=== DIRECTIONS ===
Line by line, restate the listing below without any change.

=== SUPPLIED DATA ===

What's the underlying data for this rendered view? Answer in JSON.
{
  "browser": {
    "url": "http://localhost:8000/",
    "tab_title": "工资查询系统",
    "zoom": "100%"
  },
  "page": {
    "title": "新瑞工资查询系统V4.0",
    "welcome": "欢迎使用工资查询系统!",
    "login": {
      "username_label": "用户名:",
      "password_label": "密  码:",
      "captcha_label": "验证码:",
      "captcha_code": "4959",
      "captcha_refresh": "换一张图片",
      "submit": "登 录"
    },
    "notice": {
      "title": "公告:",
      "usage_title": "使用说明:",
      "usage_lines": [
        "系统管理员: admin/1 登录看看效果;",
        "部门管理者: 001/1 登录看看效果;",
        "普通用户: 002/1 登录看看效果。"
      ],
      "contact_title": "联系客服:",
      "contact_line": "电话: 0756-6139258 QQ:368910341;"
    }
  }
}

=== COMPLETED EXERCISE ===
What's the underlying data for this rendered view? Answer in JSON.
{
  "browser": {
    "url": "http://localhost:8000/",
    "tab_title": "工资查询系统",
    "zoom": "100%"
  },
  "page": {
    "title": "新瑞工资查询系统V4.0",
    "welcome": "欢迎使用工资查询系统!",
    "login": {
      "username_label": "用户名:",
      "password_label": "密  码:",
      "captcha_label": "验证码:",
      "captcha_code": "4959",
      "captcha_refresh": "换一张图片",
      "submit": "登 录"
    },
    "notice": {
      "title": "公告:",
      "usage_title": "使用说明:",
      "usage_lines": [
        "系统管理员: admin/1 登录看看效果;",
        "部门管理者: 001/1 登录看看效果;",
        "普通用户: 002/1 登录看看效果。"
      ],
      "contact_title": "联系客服:",
      "contact_line": "电话: 0756-6139258 QQ:368910341;"
    }
  }
}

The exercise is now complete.